If your application is accepted for a disability policy, coverage for disability caused by depression is excluded from the policy, and the policyholder must reapply for insurance every three years. With almost all individual policies, Valenzano says, there’s a limit of two years of coverage for mental disorders, including nervous disorders, which involve anxiety or panic.
- Long-term care insurance – Long-term care insurance covers your care if you become unable to perform certain daily activities on your own, such as showering or eating. An insurance company will want to make sure depression is under control and will ask how the patient is managing it.

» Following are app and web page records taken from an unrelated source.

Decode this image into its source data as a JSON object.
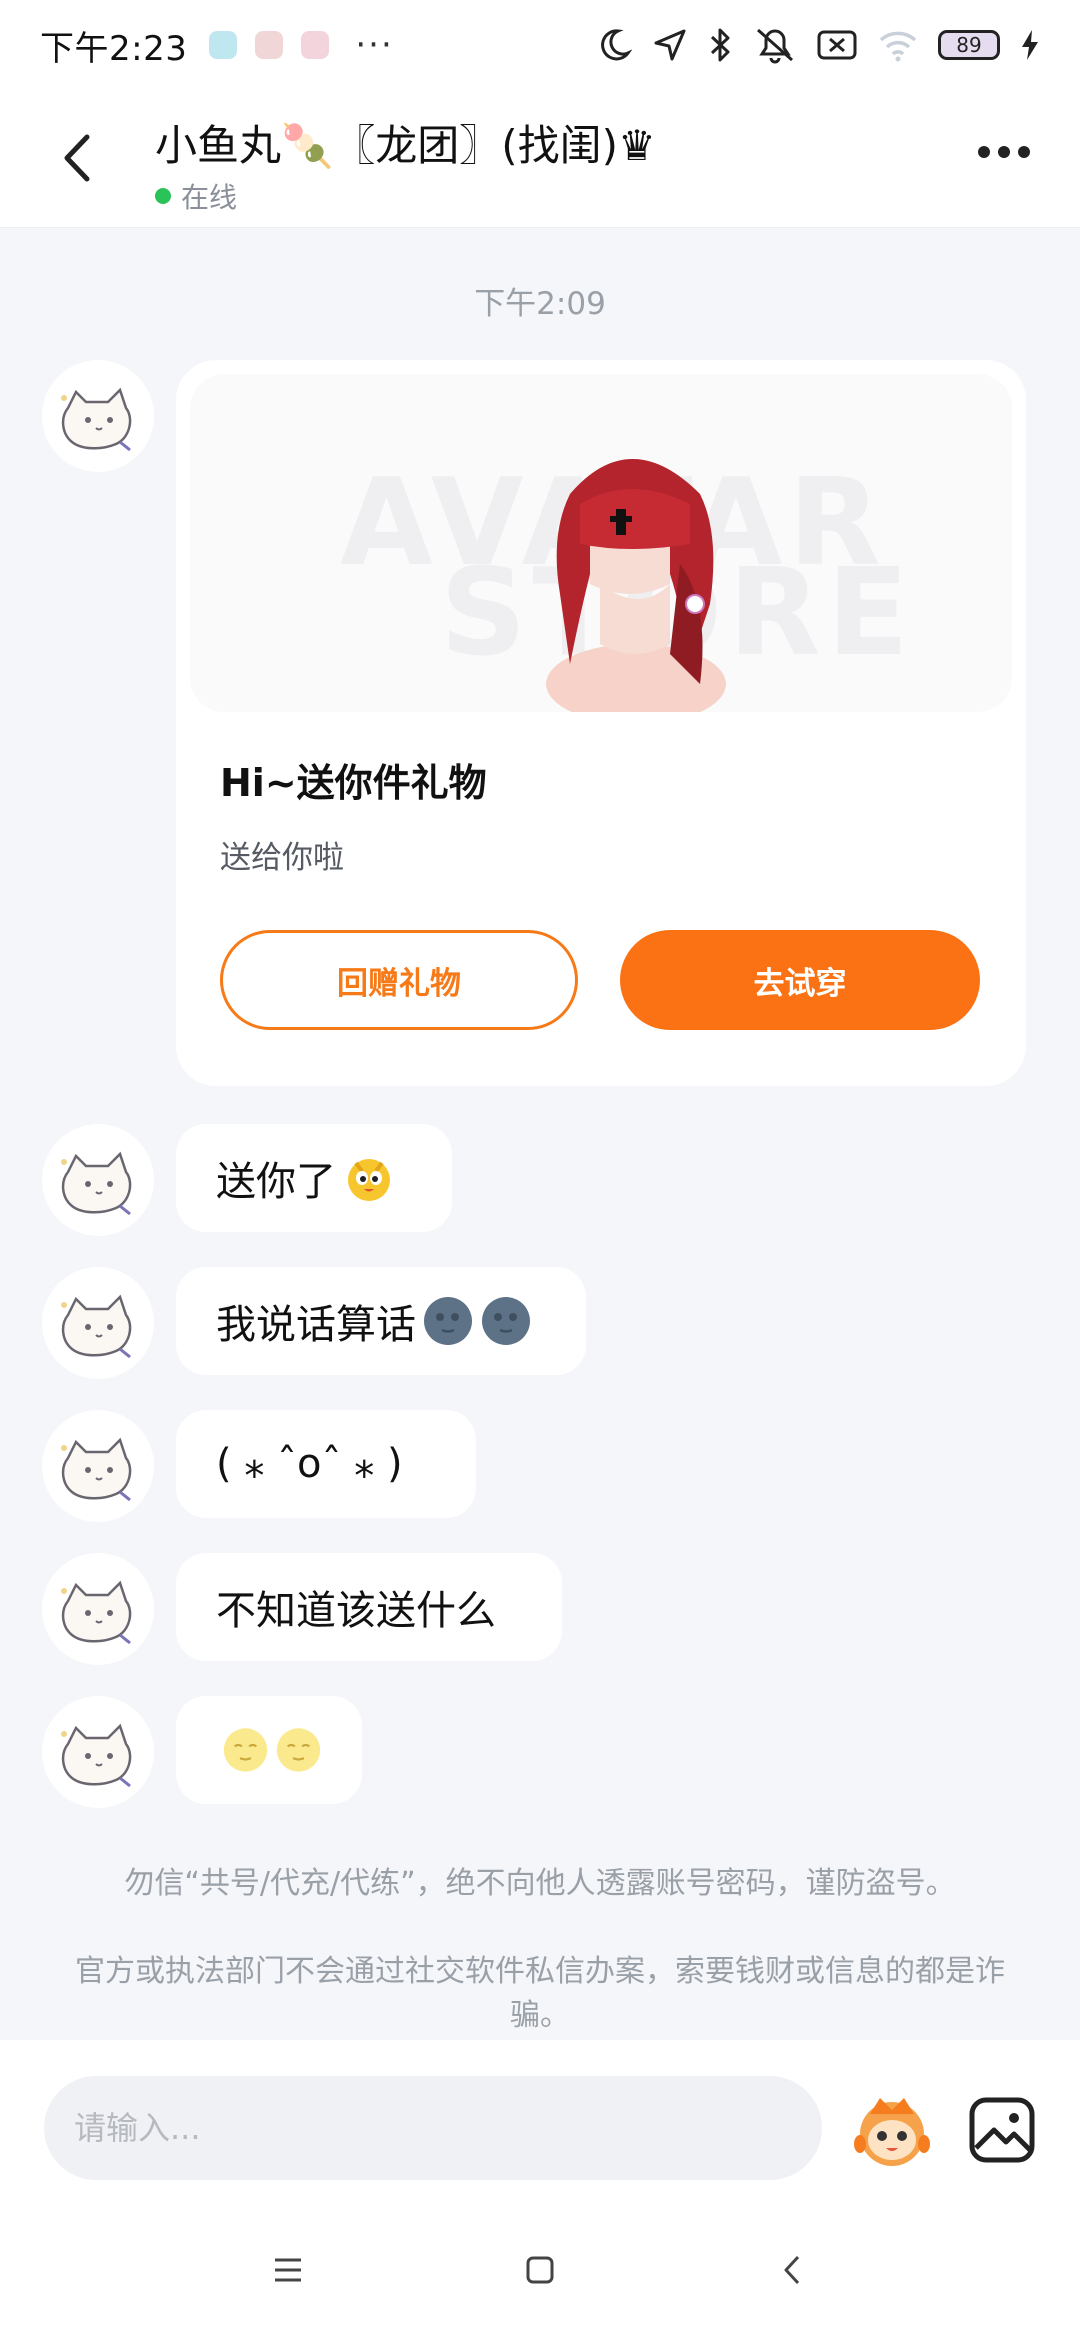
{
  "status_bar": {
    "time": "下午2:23",
    "more": "···",
    "battery": "89"
  },
  "header": {
    "contact_name": "小鱼丸🍡〖龙团〗(找闺)♛",
    "status": "在线"
  },
  "chat": {
    "timestamp": "下午2:09",
    "gift_card": {
      "watermark_line1": "AVATAR",
      "watermark_line2": "STORE",
      "title": "Hi~送你件礼物",
      "subtitle": "送给你啦",
      "return_gift_label": "回赠礼物",
      "try_on_label": "去试穿"
    },
    "messages": [
      {
        "text": "送你了"
      },
      {
        "text": "我说话算话"
      },
      {
        "text": "( ⁎ ˆoˆ ⁎ )"
      },
      {
        "text": "不知道该送什么"
      },
      {
        "text": ""
      }
    ],
    "notice_1": "勿信“共号/代充/代练”，绝不向他人透露账号密码，谨防盗号。",
    "notice_2": "官方或执法部门不会通过社交软件私信办案，索要钱财或信息的都是诈骗。"
  },
  "input": {
    "placeholder": "请输入..."
  },
  "colors": {
    "accent": "#fa7214",
    "online": "#2ac35a",
    "background": "#f5f6fa"
  },
  "icons": [
    "back-icon",
    "more-icon",
    "moon-icon",
    "location-icon",
    "bluetooth-icon",
    "mute-icon",
    "sim-icon",
    "wifi-icon",
    "battery-icon",
    "charging-icon",
    "mascot-icon",
    "image-icon",
    "menu-icon",
    "home-icon",
    "nav-back-icon"
  ]
}
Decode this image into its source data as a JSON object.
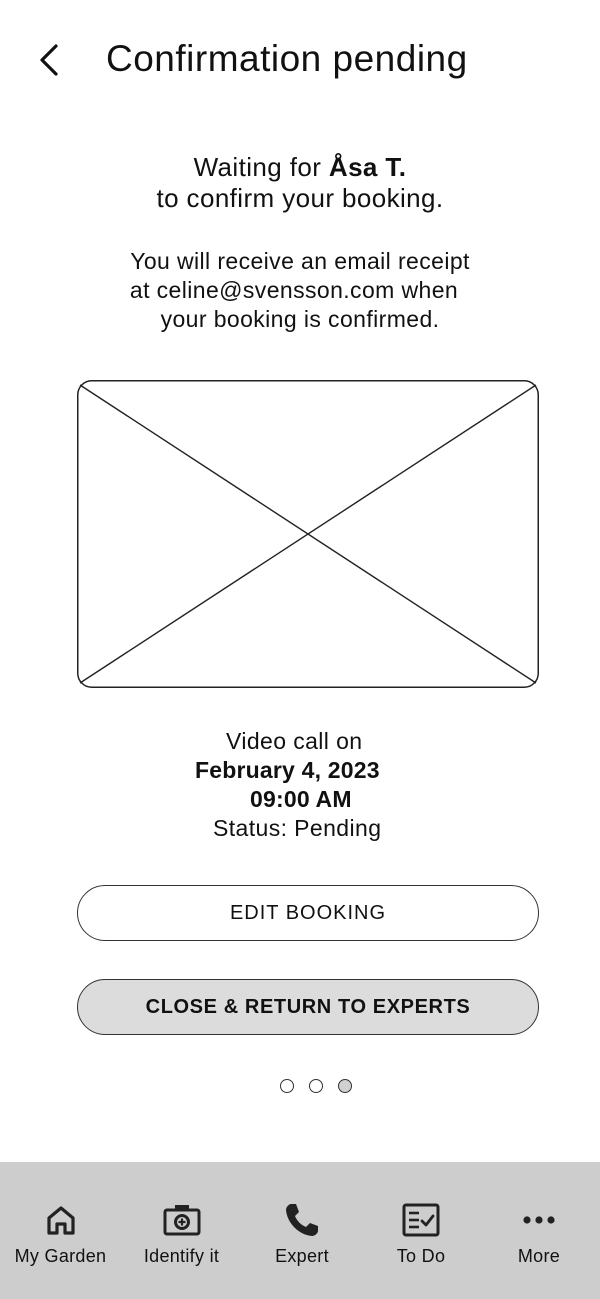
{
  "header": {
    "title": "Confirmation pending"
  },
  "waiting": {
    "prefix": "Waiting for ",
    "expert_name": "Åsa T.",
    "suffix": "to confirm your booking."
  },
  "receipt": {
    "line1": "You will receive an email receipt",
    "line2": "at celine@svensson.com when",
    "line3": "your booking is confirmed."
  },
  "call": {
    "label": "Video call on",
    "date": "February 4, 2023",
    "time": "09:00 AM",
    "status": "Status: Pending"
  },
  "buttons": {
    "edit_label": "EDIT BOOKING",
    "close_label": "CLOSE & RETURN TO EXPERTS"
  },
  "pagination": {
    "total": 3,
    "current": 3
  },
  "tabbar": {
    "items": [
      {
        "label": "My Garden",
        "icon": "home-icon"
      },
      {
        "label": "Identify it",
        "icon": "camera-icon"
      },
      {
        "label": "Expert",
        "icon": "phone-icon"
      },
      {
        "label": "To Do",
        "icon": "checklist-icon"
      },
      {
        "label": "More",
        "icon": "more-icon"
      }
    ]
  }
}
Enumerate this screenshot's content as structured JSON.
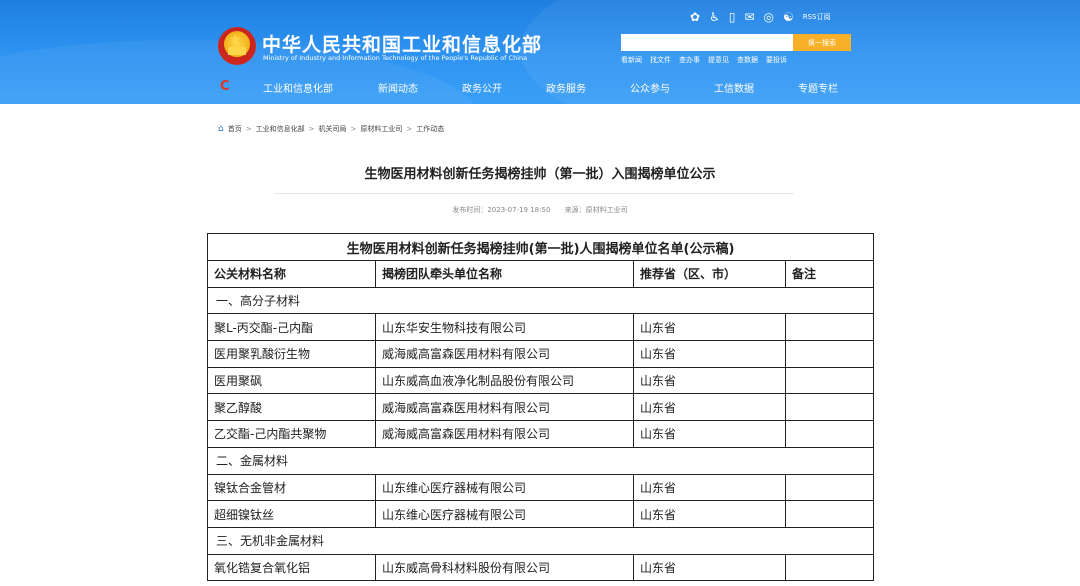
{
  "header": {
    "site_title": "中华人民共和国工业和信息化部",
    "site_subtitle": "Ministry of Industry and Information Technology of the People's Republic of China",
    "utility_icons": [
      "wechat-icon",
      "accessibility-icon",
      "mobile-icon",
      "mail-icon",
      "chat-icon",
      "weibo-icon"
    ],
    "rss_label": "RSS订阅",
    "search": {
      "placeholder": "",
      "button_label": "换一搜索"
    },
    "hot_links": [
      "看新闻",
      "找文件",
      "查办事",
      "提意见",
      "查数据",
      "要投诉"
    ],
    "nav_logo": "C",
    "nav": [
      "工业和信息化部",
      "新闻动态",
      "政务公开",
      "政务服务",
      "公众参与",
      "工信数据",
      "专题专栏"
    ]
  },
  "breadcrumb": [
    "首页",
    "工业和信息化部",
    "机关司局",
    "原材料工业司",
    "工作动态"
  ],
  "article": {
    "title": "生物医用材料创新任务揭榜挂帅（第一批）入围揭榜单位公示",
    "publish_time": "发布时间：2023-07-19 18:50",
    "source": "来源：原材料工业司"
  },
  "table": {
    "caption": "生物医用材料创新任务揭榜挂帅(第一批)人围揭榜单位名单(公示稿)",
    "headers": [
      "公关材料名称",
      "揭榜团队牵头单位名称",
      "推荐省（区、市）",
      "备注"
    ],
    "rows": [
      {
        "category": "一、高分子材料"
      },
      {
        "cells": [
          "聚L-丙交酯-己内酯",
          "山东华安生物科技有限公司",
          "山东省",
          ""
        ]
      },
      {
        "cells": [
          "医用聚乳酸衍生物",
          "威海威高富森医用材料有限公司",
          "山东省",
          ""
        ]
      },
      {
        "cells": [
          "医用聚砜",
          "山东威高血液净化制品股份有限公司",
          "山东省",
          ""
        ]
      },
      {
        "cells": [
          "聚乙醇酸",
          "威海威高富森医用材料有限公司",
          "山东省",
          ""
        ]
      },
      {
        "cells": [
          "乙交酯-己内酯共聚物",
          "威海威高富森医用材料有限公司",
          "山东省",
          ""
        ]
      },
      {
        "category": "二、金属材料"
      },
      {
        "cells": [
          "镍钛合金管材",
          "山东维心医疗器械有限公司",
          "山东省",
          ""
        ]
      },
      {
        "cells": [
          "超细镍钛丝",
          "山东维心医疗器械有限公司",
          "山东省",
          ""
        ]
      },
      {
        "category": "三、无机非金属材料"
      },
      {
        "cells": [
          "氧化锆复合氧化铝",
          "山东威高骨科材料股份有限公司",
          "山东省",
          ""
        ]
      }
    ]
  },
  "colors": {
    "header_blue": "#2f94f2",
    "search_button": "#f7b027",
    "nav_logo": "#e1352a",
    "table_border": "#222222"
  }
}
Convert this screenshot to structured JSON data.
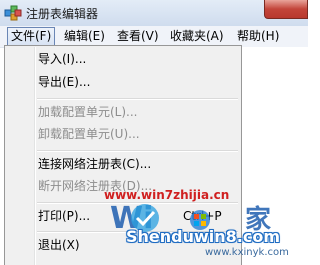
{
  "window": {
    "title": "注册表编辑器"
  },
  "menubar": {
    "items": [
      {
        "label": "文件(F)"
      },
      {
        "label": "编辑(E)"
      },
      {
        "label": "查看(V)"
      },
      {
        "label": "收藏夹(A)"
      },
      {
        "label": "帮助(H)"
      }
    ]
  },
  "file_menu": {
    "import": "导入(I)...",
    "export": "导出(E)...",
    "load_hive": "加载配置单元(L)...",
    "unload_hive": "卸载配置单元(U)...",
    "connect": "连接网络注册表(C)...",
    "disconnect": "断开网络注册表(D)...",
    "print": "打印(P)...",
    "print_shortcut": "Ctrl+P",
    "exit": "退出(X)"
  },
  "watermark": {
    "url": "www.win7zhijia.cn",
    "brand": "Shenduwin8.com",
    "site": "www.kxinyk.com"
  }
}
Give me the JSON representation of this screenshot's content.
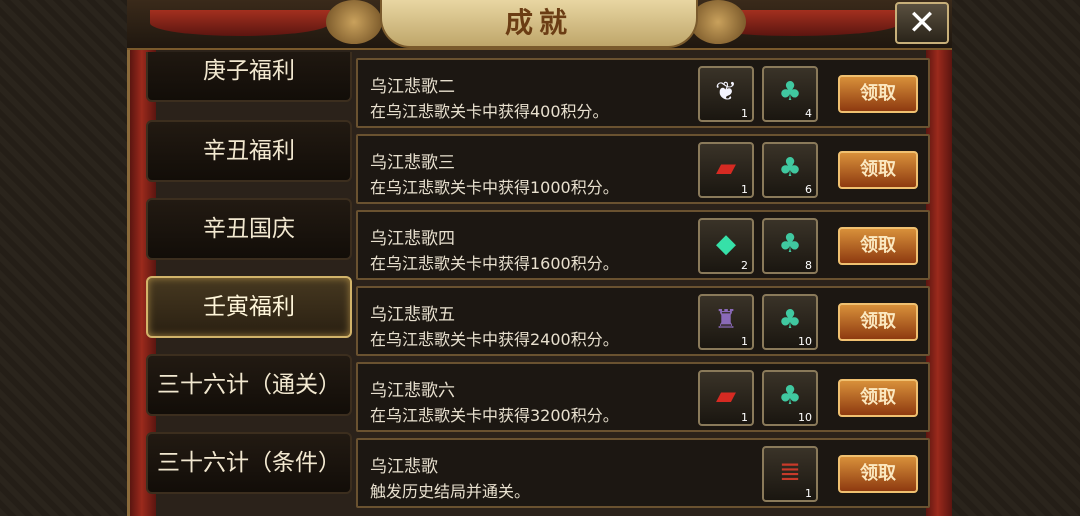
{
  "title": "成就",
  "close_label": "✕",
  "tabs": [
    {
      "label": "庚子福利",
      "active": false
    },
    {
      "label": "辛丑福利",
      "active": false
    },
    {
      "label": "辛丑国庆",
      "active": false
    },
    {
      "label": "壬寅福利",
      "active": true
    },
    {
      "label": "三十六计（通关）",
      "active": false
    },
    {
      "label": "三十六计（条件）",
      "active": false
    }
  ],
  "claim_label": "领取",
  "achievements": [
    {
      "title": "乌江悲歌二",
      "desc": "在乌江悲歌关卡中获得400积分。",
      "rewards": [
        {
          "icon": "wing-icon",
          "count": "1"
        },
        {
          "icon": "jade-pendant-icon",
          "count": "4"
        }
      ]
    },
    {
      "title": "乌江悲歌三",
      "desc": "在乌江悲歌关卡中获得1000积分。",
      "rewards": [
        {
          "icon": "red-book-icon",
          "count": "1"
        },
        {
          "icon": "jade-pendant-icon",
          "count": "6"
        }
      ]
    },
    {
      "title": "乌江悲歌四",
      "desc": "在乌江悲歌关卡中获得1600积分。",
      "rewards": [
        {
          "icon": "green-gem-icon",
          "count": "2"
        },
        {
          "icon": "jade-pendant-icon",
          "count": "8"
        }
      ]
    },
    {
      "title": "乌江悲歌五",
      "desc": "在乌江悲歌关卡中获得2400积分。",
      "rewards": [
        {
          "icon": "armor-icon",
          "count": "1"
        },
        {
          "icon": "jade-pendant-icon",
          "count": "10"
        }
      ]
    },
    {
      "title": "乌江悲歌六",
      "desc": "在乌江悲歌关卡中获得3200积分。",
      "rewards": [
        {
          "icon": "red-book-icon",
          "count": "1"
        },
        {
          "icon": "jade-pendant-icon",
          "count": "10"
        }
      ]
    },
    {
      "title": "乌江悲歌",
      "desc": "触发历史结局并通关。",
      "rewards": [
        {
          "icon": "book-stack-icon",
          "count": "1"
        }
      ]
    }
  ],
  "colors": {
    "accent": "#d2b46a",
    "claim_button": "#c8702a",
    "panel": "#1c1712"
  }
}
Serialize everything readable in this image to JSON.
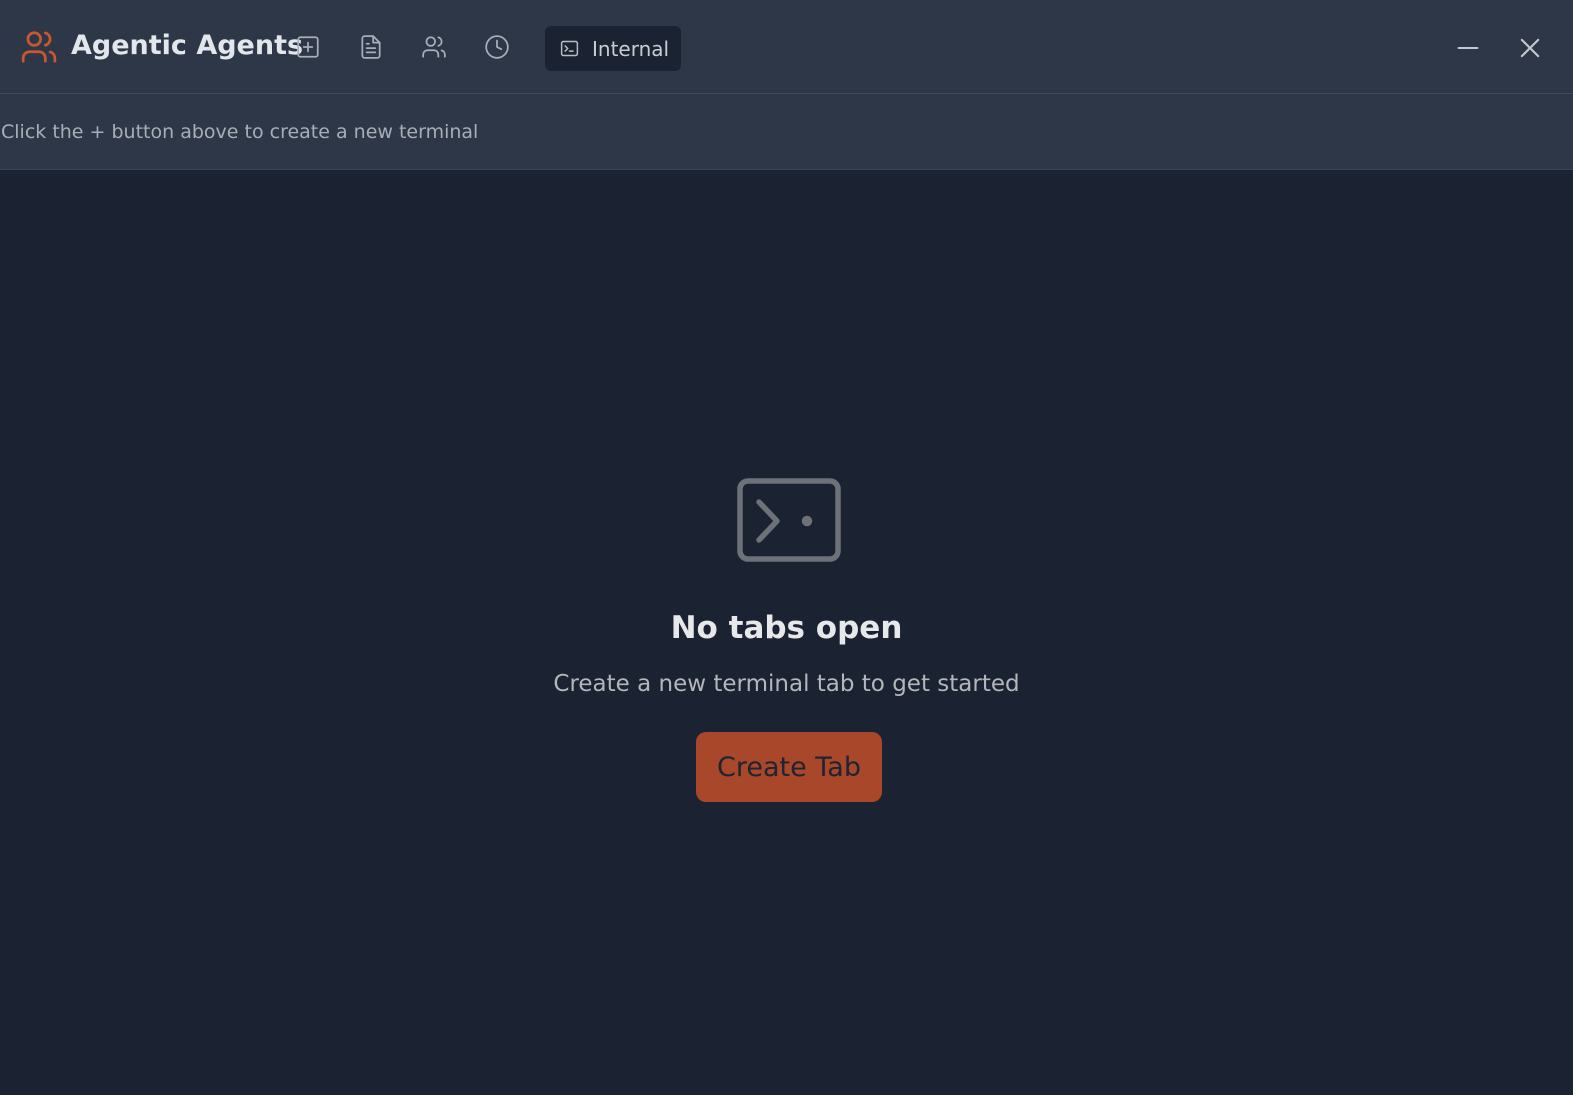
{
  "app": {
    "title": "Agentic Agents",
    "brand_icon": "users-icon",
    "accent_color": "#c9582f"
  },
  "toolbar": {
    "buttons": [
      {
        "icon": "plus-square-icon",
        "label": "New"
      },
      {
        "icon": "file-text-icon",
        "label": "Documents"
      },
      {
        "icon": "users-icon",
        "label": "Agents"
      },
      {
        "icon": "clock-icon",
        "label": "History"
      }
    ],
    "mode": {
      "icon": "terminal-icon",
      "label": "Internal"
    }
  },
  "window_controls": {
    "minimize_icon": "minimize-icon",
    "close_icon": "close-icon"
  },
  "hint": {
    "text": "Click the + button above to create a new terminal"
  },
  "empty_state": {
    "icon": "terminal-icon",
    "title": "No tabs open",
    "subtitle": "Create a new terminal tab to get started",
    "button_label": "Create Tab",
    "button_color": "#a8472a"
  }
}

The underwriter also will want to know how long the patient has been depressed and whether he or she has been hospitalized, says Chris van Breukelen, an agent with the Long Term Care Insurance Agency in Ohio. An applicant who’s working full time and just needs medication to keep depression under control usually can get coverage, she says.
What is depression?
Depression is a common illness, and there are several types, according to the National Institute of Mental Health:
- Major depression: This interferes with your ability to function in daily life – for example, you might have trouble eating, sleeping and enjoying hobbies. It affects 14.8 million U.S. adults.
- Dysthymic disorder: This is a milder, chronic form of depression that lasts two years or more and affects 3.3 million Americans 18 and older. Together, major depression and dysthymic disorder affect about 8 percent of U.S. adults.
- Minor depression: Symptoms last at least two weeks and can turn into major depression without treatment.
You should have no trouble getting treatment if you work for a big company and have group health insurance through work, Cesarano says.
In fact, the federal Mental Health Parity and Addiction Equity Act, which took effect in 2010, requires group health plans that cover more than 50 employees to provide equal coverage for mental and physical ailments. “Mental health issues have to be treated like any other condition – whether it’s pregnancy or the flu or a cold,” Cesarano says.